"(a) Nothing contained in this Act, unless otherwise specifically provided therein, shall be construed to affect the validity of any declaration of intention, petition for naturalization, certificate of naturalization, certificate of citizenship, warrant of arrest, order or warrant of deportation, order of exclusion, or other document or proceeding which shall be valid at the time this Act shall take effect; or to affect any prosecution, suit, action, or proceedings, civil or criminal, brought, or any status, condition, right in process of acquisition, act, thing, liability, obligation, or matter, civil or criminal, done or existing, at the time this Act shall take effect; but as to all such prosecutions, suits, actions, proceedings, statutes [sic], conditions, rights, acts, things, liabilities, obligations, or matters the statutes or parts of statutes repealed by this Act are, unless otherwise specifically provided therein, hereby continued in force and effect. * * *
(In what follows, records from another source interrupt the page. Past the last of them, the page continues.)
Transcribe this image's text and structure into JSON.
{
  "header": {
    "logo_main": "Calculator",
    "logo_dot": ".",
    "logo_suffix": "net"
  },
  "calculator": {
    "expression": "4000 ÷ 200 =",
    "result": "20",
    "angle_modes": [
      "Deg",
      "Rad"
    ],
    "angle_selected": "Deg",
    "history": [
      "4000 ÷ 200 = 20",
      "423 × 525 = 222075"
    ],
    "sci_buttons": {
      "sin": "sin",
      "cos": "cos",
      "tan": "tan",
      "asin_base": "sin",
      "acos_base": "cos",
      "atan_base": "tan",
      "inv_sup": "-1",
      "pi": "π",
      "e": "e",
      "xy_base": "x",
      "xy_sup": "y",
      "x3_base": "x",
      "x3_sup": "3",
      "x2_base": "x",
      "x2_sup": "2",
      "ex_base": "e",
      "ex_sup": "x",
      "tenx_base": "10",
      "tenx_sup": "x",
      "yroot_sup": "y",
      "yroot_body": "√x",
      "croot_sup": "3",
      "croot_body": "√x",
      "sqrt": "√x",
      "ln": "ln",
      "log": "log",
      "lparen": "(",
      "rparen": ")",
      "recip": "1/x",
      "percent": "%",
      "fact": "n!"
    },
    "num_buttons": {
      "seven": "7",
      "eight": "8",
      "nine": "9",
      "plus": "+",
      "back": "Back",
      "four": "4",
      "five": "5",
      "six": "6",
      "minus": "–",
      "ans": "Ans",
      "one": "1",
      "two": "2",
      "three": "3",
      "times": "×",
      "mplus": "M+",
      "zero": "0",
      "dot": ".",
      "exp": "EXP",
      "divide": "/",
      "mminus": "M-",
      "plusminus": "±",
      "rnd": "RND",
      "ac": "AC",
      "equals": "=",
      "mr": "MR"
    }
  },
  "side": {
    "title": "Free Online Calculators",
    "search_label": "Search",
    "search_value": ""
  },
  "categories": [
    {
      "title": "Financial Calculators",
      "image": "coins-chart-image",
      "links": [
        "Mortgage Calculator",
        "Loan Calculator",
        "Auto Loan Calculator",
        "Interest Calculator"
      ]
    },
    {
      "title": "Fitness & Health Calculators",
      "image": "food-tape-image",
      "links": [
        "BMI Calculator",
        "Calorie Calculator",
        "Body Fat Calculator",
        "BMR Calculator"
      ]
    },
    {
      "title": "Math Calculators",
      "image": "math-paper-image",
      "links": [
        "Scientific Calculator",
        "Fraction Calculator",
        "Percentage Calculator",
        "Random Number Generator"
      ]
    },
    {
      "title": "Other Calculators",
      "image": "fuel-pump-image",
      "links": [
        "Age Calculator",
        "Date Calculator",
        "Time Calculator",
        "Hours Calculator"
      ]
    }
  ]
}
"(b) Except as otherwise specifically provided in title III, any petition for naturalization heretofore filed which may be pending at the time this Act shall take effect shall be heard and determined in accordance with the requirements of law in effect when such petition was filed."
In interpreting Section 405(a), the Supreme Court in United States v. Menasche, 348 U.S. 528, 75 S.Ct. 513, 99 L. Ed. 615, has marked the channel which is to be followed and this Court is constrained to observe the course that has been set. The Supreme Court held that the filing of a declaration of intention to become an American citizen before the effective date of the 1952 Act was a "status," "condition" or "right in process of acquisition" preserved by Section 405(a) of the 1952 Act, and said:
"* * * It could be argued in the present case that it was Menasche's residence, rather than his filing of the declaration, which gave rise to his rights under § 405(a). And this approach would have the virtue of eliminating the inequitable treatment envisaged by the Government as regards those special groups of aliens who did not have to file declarations as a prerequisite to citizenship. But while our decision could be rested on this ground, it is sufficient here merely to refer to the provision in § 405(a), derived verbatim from § 347(a) of the 1940 Act, preserving the `validity' of declarations of intention `valid at the time this Act shall take effect.'" 348 U.S. at page 536, 75 S.Ct. at page 518.
The Supreme Court noted that the development of the general savings clause "manifests a well-established congressional policy not to strip aliens of advantages gained under prior laws. The consistent broadening of the savings provision, particularly in its general terminology, indicates that this policy of preservation was intended to apply to matters both within and without the specific contemplation of Congress." 348 U.S. at page 535, 75 S.Ct. at page 518.
In Aure v. United States, 9 Cir., 225 F.2d 88, it was held that Section 405(a) should not be limited to cases involving affirmative action and that the preservation feature should be extended to all substantive rights existing at the time of the repeal of the 1940 Act. This Court had occasion to pass upon the efficacy of the general savings clause in Petitions of F____ G____ and E____ E____ G, D.C., 137 F. Supp. 782, 784, where it was held that "residence gave petitioners, so far as naturalization was concerned, a `right in process of acquisition' prior to the effective date of the 1952 Act * * *."
The petitioner, therefore, has established his eligibility for naturalization under the provisions of Section 311 of the Nationality Act of 1940 by reason of the savings clause of Section 405(a) of the Immigration and Nationality Act of 1952, and his petition for naturalization is granted.